Looks like ANT+ is nothing more than a set of guidelines dictating what bytes need to hold what info when and where. Even more, access to these “profiles” is also free if you sign up as an adopter.
So it’s not that ANT+ is closed, you just haven’t looked into it.
As an avid triathlete, ANT+ will survive. The investment required to update everything that works perfectly is not about to happen. I can see a market for the new protocol for yuppies that need a new toy when they buy a new phone every time a new one hits the market. I use ANT+ because it is used in my heart rate strap, foot pod, GPS watch, and my powertap hub. It just works everytime. I don’t want to pull out a phone to track things when I am working out.
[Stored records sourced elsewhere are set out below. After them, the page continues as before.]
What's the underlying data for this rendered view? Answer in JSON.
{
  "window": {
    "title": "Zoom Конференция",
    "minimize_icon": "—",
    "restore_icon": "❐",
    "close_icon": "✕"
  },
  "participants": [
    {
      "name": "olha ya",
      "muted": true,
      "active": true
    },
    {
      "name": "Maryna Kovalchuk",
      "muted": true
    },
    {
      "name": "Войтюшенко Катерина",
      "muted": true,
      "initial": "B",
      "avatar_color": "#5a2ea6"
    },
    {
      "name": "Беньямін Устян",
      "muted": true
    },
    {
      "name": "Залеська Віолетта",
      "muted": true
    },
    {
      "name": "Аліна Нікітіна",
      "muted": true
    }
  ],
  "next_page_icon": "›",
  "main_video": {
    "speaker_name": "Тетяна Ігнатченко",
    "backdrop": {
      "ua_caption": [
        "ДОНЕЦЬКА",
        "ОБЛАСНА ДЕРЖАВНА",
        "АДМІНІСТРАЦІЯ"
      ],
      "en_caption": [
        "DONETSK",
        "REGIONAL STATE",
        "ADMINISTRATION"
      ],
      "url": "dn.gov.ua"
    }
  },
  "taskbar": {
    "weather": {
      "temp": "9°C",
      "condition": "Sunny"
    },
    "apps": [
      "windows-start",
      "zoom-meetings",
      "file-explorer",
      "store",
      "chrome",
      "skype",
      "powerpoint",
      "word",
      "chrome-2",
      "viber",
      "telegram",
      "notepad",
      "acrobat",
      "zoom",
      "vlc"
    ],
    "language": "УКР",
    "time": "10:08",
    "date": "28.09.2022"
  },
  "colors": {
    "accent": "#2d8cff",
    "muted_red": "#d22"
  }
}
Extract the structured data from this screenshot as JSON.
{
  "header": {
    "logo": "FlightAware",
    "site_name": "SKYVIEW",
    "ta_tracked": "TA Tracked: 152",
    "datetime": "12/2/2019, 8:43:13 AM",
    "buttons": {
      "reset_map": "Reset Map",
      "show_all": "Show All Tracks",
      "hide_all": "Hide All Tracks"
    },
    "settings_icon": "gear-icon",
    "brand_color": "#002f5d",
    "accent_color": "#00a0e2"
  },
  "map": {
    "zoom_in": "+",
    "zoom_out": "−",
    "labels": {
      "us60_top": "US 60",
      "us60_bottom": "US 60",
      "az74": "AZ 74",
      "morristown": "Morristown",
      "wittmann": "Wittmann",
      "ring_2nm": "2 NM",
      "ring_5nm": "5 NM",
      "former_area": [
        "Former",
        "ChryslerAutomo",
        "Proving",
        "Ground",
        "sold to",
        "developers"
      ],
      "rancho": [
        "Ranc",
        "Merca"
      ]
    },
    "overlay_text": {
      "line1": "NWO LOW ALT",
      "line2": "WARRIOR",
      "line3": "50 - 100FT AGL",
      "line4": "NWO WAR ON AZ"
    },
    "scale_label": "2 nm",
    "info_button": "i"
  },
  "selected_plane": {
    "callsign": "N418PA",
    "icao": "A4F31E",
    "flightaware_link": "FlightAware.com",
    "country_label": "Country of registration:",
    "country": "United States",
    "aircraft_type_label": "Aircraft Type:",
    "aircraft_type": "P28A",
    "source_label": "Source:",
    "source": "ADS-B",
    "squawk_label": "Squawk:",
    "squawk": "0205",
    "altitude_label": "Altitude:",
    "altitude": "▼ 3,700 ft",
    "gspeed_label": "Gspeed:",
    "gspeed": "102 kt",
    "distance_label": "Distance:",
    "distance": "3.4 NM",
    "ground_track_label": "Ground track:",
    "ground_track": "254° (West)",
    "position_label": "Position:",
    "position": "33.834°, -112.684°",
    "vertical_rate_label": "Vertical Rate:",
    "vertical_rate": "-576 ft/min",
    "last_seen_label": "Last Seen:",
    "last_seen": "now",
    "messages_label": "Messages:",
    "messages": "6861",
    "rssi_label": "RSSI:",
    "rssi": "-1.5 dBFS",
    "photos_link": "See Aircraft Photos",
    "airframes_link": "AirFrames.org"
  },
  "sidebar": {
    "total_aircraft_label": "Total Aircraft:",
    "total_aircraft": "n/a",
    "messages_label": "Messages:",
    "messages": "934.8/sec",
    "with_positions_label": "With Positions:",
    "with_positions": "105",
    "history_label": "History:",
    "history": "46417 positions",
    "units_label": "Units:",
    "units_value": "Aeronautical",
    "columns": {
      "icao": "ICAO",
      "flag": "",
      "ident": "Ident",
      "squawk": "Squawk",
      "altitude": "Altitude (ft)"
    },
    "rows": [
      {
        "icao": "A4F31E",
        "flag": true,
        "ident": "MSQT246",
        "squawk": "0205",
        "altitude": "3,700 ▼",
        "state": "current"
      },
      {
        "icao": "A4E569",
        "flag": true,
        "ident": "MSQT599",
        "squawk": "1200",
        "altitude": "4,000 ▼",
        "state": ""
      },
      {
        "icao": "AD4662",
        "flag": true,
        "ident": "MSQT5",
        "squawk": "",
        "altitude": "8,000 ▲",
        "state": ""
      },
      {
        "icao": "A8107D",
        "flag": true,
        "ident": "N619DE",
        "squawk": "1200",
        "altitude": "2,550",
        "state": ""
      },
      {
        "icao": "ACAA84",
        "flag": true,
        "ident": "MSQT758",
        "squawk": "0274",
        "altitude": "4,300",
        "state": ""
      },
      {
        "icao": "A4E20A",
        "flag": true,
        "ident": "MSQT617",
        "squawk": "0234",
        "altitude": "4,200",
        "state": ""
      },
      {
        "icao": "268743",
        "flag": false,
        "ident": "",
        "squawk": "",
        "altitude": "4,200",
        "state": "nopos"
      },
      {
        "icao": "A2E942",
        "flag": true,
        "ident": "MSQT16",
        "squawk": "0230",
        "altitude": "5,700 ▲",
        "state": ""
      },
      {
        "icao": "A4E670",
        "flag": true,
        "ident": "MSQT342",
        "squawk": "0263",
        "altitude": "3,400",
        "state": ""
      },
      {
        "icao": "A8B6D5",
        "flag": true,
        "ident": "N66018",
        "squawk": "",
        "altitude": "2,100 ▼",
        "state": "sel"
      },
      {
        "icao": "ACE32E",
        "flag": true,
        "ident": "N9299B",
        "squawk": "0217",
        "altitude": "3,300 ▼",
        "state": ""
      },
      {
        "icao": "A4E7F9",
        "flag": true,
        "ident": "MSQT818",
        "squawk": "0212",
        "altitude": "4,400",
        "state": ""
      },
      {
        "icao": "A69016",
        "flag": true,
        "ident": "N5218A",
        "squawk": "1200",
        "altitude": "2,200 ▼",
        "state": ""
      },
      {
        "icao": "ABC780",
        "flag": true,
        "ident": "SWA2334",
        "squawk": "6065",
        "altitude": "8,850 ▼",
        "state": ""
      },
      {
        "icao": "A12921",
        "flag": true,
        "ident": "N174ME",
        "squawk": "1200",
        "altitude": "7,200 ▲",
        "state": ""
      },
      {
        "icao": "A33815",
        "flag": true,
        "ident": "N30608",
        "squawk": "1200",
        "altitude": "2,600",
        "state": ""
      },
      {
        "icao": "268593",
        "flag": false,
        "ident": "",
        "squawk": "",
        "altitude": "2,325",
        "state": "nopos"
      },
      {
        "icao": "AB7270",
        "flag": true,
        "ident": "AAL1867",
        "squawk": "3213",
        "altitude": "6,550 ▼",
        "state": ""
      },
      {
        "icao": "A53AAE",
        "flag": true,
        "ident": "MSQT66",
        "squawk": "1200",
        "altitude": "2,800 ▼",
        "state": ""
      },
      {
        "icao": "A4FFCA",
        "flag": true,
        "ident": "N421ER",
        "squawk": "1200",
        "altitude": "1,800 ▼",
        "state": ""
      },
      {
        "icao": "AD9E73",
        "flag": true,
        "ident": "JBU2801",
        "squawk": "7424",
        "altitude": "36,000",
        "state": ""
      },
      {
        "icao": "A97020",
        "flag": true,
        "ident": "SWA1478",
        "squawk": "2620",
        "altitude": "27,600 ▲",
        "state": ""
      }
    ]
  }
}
Here’s my $0.02
I WAS invested in ANT, but needed to upgrade my Garmin 610 due to eyesight problems
After some research I switched to BLE sensors and use the free Wahoo app. The total cost was somewhat less than upgrading to a Garmin 510 or 810. OK I haven’t equipped my second bike yet, so the total switchover will likely cost me as much or more.
For me this was the best solution as I DO throw my phone in my jersey pocket when I ride .
I also wanted to protect my investment in sensors, as I believe more apps will come to market that support BLE.
For me the phone as an application development platform (software) trumps the hardware specific devices like Garmin.
Ant still has a lot of fight left in it. They are now on all new samsung devices. But I think the most important thing is that it is just a better technology. It all comes down to how it uses its channels. A BT smart node has to be either fully a master or fully a slave. Whereas ANT can assign the channels of a node to be a master or a slave. Most chips out there have 3-8 channels. This means that Ant is far more flexible in its implementation.
Tom, the star topology of Bluetooth is actually ok for most use cases. Bluetooth 4.1 updates the old specification with many new functions and one is scatternets.
In 4.1 a sensor can be slave to multiple masters or device can be master and slave at the same time
I have still yet to find a technology that will allow me to use my heart rate data from swimming as well as walking. Is there anything out there that will transmit in the swimming pool to a computer device like iPhone 5.
Physics is your problem. Water is very, very good at shielding the electromagnetic waves these things use to transmit data to your phone. I believe there are a few that will log your HR during your swim locally for later download but I don’t think any can transmit to your phone in real time during a swim.
Polar H7 can transmit data in water as it has both a Bluetooth and a “magnetic” radio. There are no phones today that can receive the magnetic.
Well that’s all as clear as mud! All my sports devices are Ant+ but I’ve been wondering about BTE since Suunto Ambit3 went that way. I’ve been burned too many times in the past by dragging my feet when a new standard gathers momentum and I’ve not moved with the times because of prior investment (physical and mental). So I was looking to solid reasons to go one way or the other. And was expecting to see a rash of conversion devices (eg. so the expensive Ant power meter can send data to a BTE logger). So I’m left thoroughly muddled.
Here is my problem with Bluetooth LE. Example. Garmin cycling computer, connects with LE to smart phone. Heart rate monitor has LE and Ant+. HR monitor won’t connect to phone because computer is connected, if I disconnect computer then HR will connect but can’t connect computer. However, HR will connect to computer, and fitness band with Ant+ at same time. Devices with Ant+ can be a slave and master at the same time and I can as many connections as I want. LE is in my opinion inferior technology unless I want notifications from my phone to a device.
Yes, the new SUUNTO AMBIT 3 can record your heart rate while swimming, by storing it. Then it will transmit to a device afterwards.
The biggest problem with ant+ is there is no independent oversight. Garmin can (and did) make changes to the spec and make devices no longer work.
My galaxy note 3 has integrated ANT+ straight from the box…